I was flipping through The Inferno again when I came upon this passage:

In the dark pit beneath the giants' feet,
But lower far than they, and I did gaze
Still on the lofty battlement, a voice
Bespake me thus: "Look how thou walkest. Take
Good heed, thy soles do tread not on the heads
Of thy poor brethren." Thereupon I turn'd,
And saw before and underneath my feet
A lake, whose frozen surface liker seem'd
To glass than water. Not so thick a veil
In winter e'er hath Austrian Danube spread
O'er his still course, nor Tanais far remote
Under the chilling sky. Roll'd o'er that mass
Had Tabernich or Pietrapana fallen,
Not e'en its rim had creak'd. As peeps the frog
Croaking above the wave, what time in dreams
The village gleaner oft pursues her toil,
So, to where modest shame appears, thus low
Blue pinch'd and shrined in ice the spirits stood,
Moving their teeth in shrill note like the stork.
His face each downward held; their mouth the cold,
Their eyes express'd the dolour of their heart.

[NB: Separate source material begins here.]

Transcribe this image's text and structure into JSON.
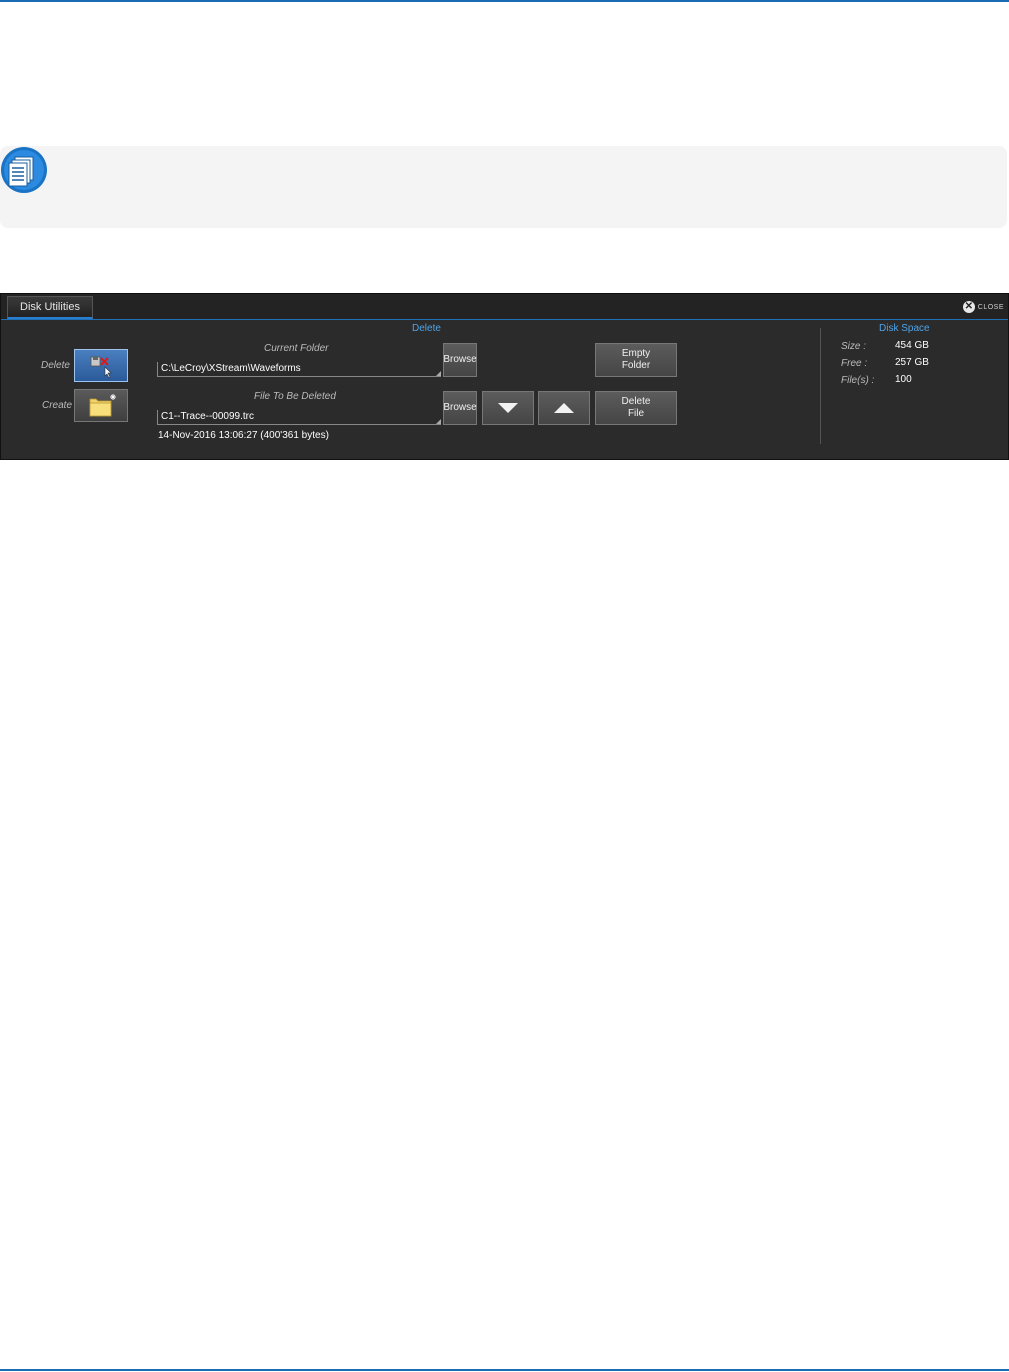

And it occurred to me— perhaps the characters that populate The Inferno are less the individuals and more the environments themselves. That is, I'm right to think that The Inferno has no plot or character development, that's indisputable. But perhaps in looking for plot and character development I've given the book short shrift. What Dante has created is not a litany of tortures but a landscape of them. Often enough this is literally true, as with the ice above or the suicides who are turned into trees. But in general terms, the souls of the damned are the scenery, they are what Dante walks through as he makes his way down the pit of Hell.

Dante is a world-builder. He may even be the greatest world-builder. His Hell is not merely occupied by the damned but by centaurs, harpies, giants and monsters. Hell is a magical place. Much more than fire and brimstone, it has scope and nuance and dimension; each individual section has its own personalty, is its own horrific charm. Which is all why it's believable, and that is what's astonishing about The Inferno. Dante makes us believe in Hell.

I admit that I felt kind of insecure about the Reading Versus Watching I put up yesterday, that I had been too dismissive of Dante and so had made myself look like a boob. Which was why I was flipping through The Inferno again. But I have to admit that the passage quoted above is breathtaking, and I have a tendency in general to place less value on description and setting than on plot and character. Which perhaps makes me a bad person to evaluate The Inferno, whose brilliance is exactly in its description and setting and language.